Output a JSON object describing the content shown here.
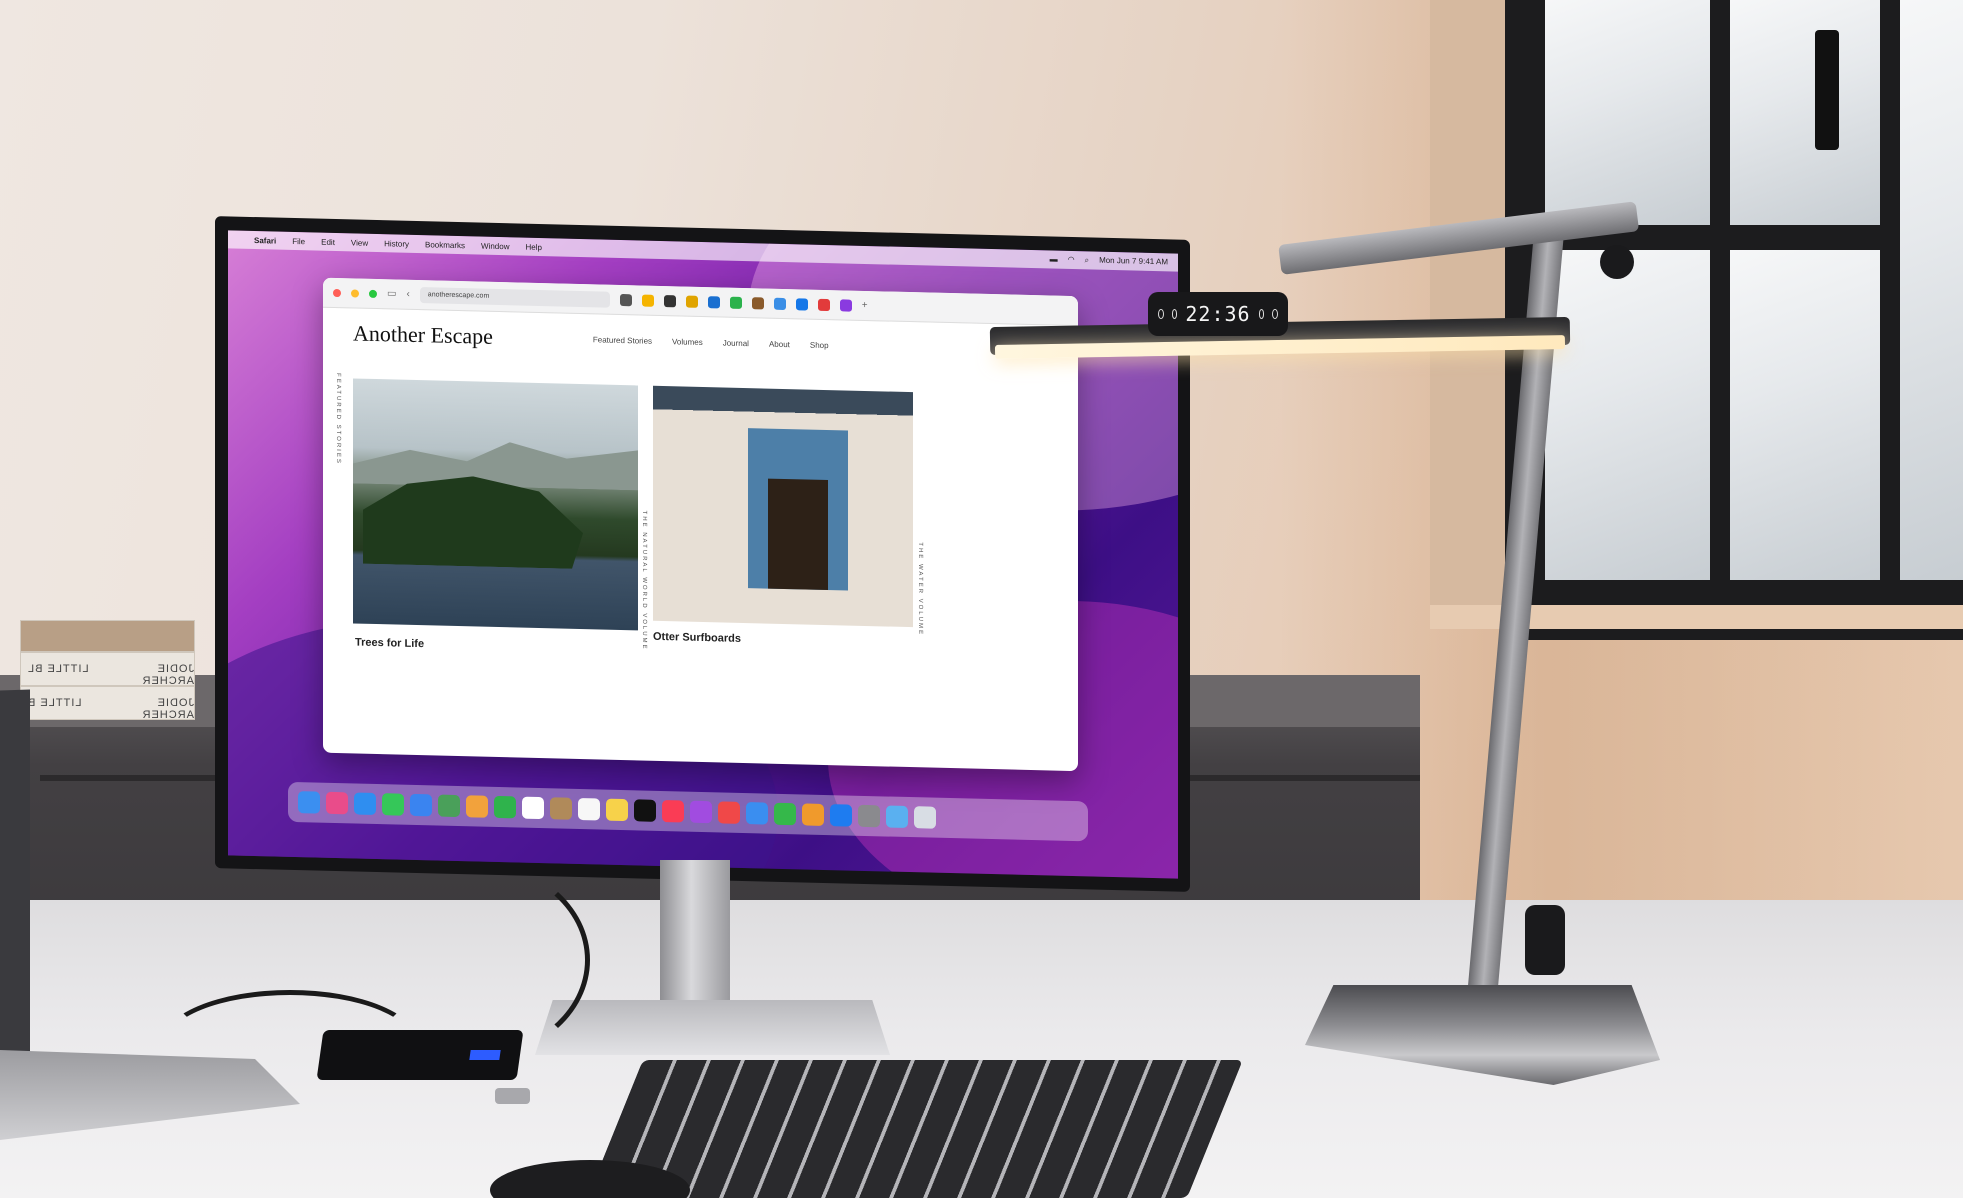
{
  "menubar": {
    "app": "Safari",
    "items": [
      "File",
      "Edit",
      "View",
      "History",
      "Bookmarks",
      "Window",
      "Help"
    ],
    "clock": "Mon Jun 7  9:41 AM"
  },
  "browser": {
    "url": "anotherescape.com"
  },
  "site": {
    "logo": "Another Escape",
    "nav": [
      "Featured Stories",
      "Volumes",
      "Journal",
      "About",
      "Shop"
    ],
    "side_label": "FEATURED STORIES",
    "side_label_2": "THE NATURAL WORLD VOLUME",
    "side_label_3": "THE WATER VOLUME",
    "stories": [
      {
        "title": "Trees for Life"
      },
      {
        "title": "Otter Surfboards"
      }
    ]
  },
  "lamp": {
    "clock": "22:36"
  },
  "books": {
    "spine_1": "LITTLE BL",
    "spine_1b": "JODIE ARCHER",
    "spine_2": "LITTLE B",
    "spine_2b": "JODIE ARCHER"
  },
  "colors": {
    "wallpaper_primary": "#a43fc2",
    "lamp_light": "#ffe9bd"
  }
}
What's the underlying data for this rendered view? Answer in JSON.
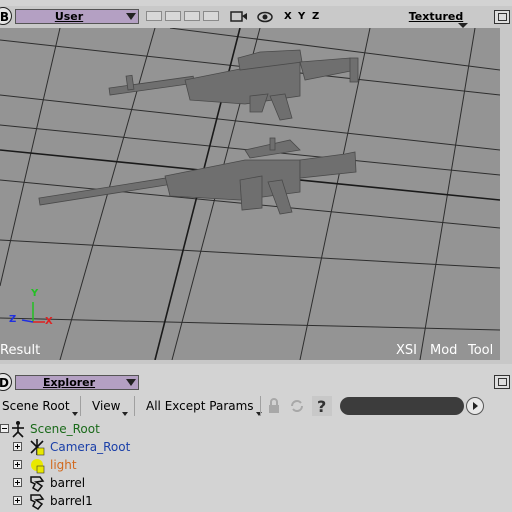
{
  "viewport": {
    "letter": "B",
    "camera": "User",
    "axes": [
      "X",
      "Y",
      "Z"
    ],
    "display_mode": "Textured",
    "overlay": {
      "left": "Result",
      "right": [
        "XSI",
        "Mod",
        "Tool"
      ]
    },
    "gizmo": {
      "x": "X",
      "y": "Y",
      "z": "Z"
    },
    "colors": {
      "scene_bg": "#949494",
      "grid": "#2b2b2b",
      "model": "#6f6f6f"
    }
  },
  "explorer": {
    "letter": "D",
    "title": "Explorer",
    "toolbar": {
      "scope": "Scene Root",
      "view": "View",
      "filter": "All Except Params"
    },
    "tree": [
      {
        "label": "Scene_Root",
        "icon": "scene-root-icon",
        "color": "#1a6a1a",
        "expander": "minus",
        "indent": 0
      },
      {
        "label": "Camera_Root",
        "icon": "camera-root-icon",
        "color": "#1a3fa8",
        "expander": "plus",
        "indent": 1
      },
      {
        "label": "light",
        "icon": "light-icon",
        "color": "#d2691e",
        "expander": "plus",
        "indent": 1
      },
      {
        "label": "barrel",
        "icon": "polymesh-icon",
        "color": "#000000",
        "expander": "plus",
        "indent": 1
      },
      {
        "label": "barrel1",
        "icon": "polymesh-icon",
        "color": "#000000",
        "expander": "plus",
        "indent": 1
      }
    ]
  }
}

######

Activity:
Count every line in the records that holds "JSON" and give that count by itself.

Answer to this exercise:
2